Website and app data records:
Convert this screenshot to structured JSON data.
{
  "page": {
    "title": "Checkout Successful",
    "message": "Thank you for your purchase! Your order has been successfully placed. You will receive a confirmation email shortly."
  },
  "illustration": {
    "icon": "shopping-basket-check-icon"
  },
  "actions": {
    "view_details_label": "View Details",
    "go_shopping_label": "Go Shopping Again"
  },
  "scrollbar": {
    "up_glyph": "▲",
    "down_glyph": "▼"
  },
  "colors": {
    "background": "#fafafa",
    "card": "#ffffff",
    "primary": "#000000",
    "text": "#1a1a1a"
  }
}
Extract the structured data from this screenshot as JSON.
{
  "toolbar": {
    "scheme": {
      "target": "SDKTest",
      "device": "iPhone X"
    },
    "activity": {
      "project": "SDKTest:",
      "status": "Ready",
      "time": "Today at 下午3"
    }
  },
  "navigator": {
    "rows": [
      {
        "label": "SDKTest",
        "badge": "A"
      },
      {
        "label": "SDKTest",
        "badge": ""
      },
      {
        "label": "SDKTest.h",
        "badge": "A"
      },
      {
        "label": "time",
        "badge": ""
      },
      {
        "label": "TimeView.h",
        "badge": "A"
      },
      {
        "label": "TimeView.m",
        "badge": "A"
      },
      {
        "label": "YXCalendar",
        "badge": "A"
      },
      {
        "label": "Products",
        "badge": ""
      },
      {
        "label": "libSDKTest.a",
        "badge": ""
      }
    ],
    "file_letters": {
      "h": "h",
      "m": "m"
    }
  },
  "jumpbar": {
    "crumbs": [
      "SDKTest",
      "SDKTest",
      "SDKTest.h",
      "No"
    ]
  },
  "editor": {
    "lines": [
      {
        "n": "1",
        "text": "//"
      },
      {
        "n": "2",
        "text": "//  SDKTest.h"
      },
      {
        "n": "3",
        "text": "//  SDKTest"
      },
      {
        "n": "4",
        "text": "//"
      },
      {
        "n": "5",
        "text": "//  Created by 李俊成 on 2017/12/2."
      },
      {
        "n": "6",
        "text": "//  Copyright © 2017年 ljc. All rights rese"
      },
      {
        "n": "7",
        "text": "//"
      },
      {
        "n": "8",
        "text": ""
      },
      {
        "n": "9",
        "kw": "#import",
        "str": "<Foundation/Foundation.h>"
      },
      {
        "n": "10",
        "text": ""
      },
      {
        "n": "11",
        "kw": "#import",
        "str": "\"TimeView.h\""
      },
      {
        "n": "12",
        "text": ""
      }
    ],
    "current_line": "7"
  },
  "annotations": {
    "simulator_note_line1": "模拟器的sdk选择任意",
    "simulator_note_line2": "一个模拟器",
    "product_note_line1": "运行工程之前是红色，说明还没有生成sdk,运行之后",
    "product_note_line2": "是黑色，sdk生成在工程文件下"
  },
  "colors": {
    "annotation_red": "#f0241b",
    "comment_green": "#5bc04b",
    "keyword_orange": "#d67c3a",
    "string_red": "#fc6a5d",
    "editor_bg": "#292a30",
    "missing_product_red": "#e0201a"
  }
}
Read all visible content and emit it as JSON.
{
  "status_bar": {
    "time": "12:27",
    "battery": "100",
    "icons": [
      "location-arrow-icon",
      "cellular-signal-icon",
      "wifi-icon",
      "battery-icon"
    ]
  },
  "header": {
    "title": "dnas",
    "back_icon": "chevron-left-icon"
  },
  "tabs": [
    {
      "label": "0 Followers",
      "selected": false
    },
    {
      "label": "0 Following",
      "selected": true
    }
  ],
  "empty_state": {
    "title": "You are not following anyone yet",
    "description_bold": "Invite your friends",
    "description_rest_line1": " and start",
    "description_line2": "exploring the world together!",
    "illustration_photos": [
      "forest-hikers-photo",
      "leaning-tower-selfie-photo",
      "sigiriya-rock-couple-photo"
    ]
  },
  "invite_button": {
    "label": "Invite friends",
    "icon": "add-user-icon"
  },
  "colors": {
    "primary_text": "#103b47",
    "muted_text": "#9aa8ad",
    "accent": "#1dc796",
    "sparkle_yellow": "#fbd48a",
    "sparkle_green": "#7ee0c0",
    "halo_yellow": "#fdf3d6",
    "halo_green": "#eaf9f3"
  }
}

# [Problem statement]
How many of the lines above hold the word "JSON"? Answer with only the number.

# [Written solution]
3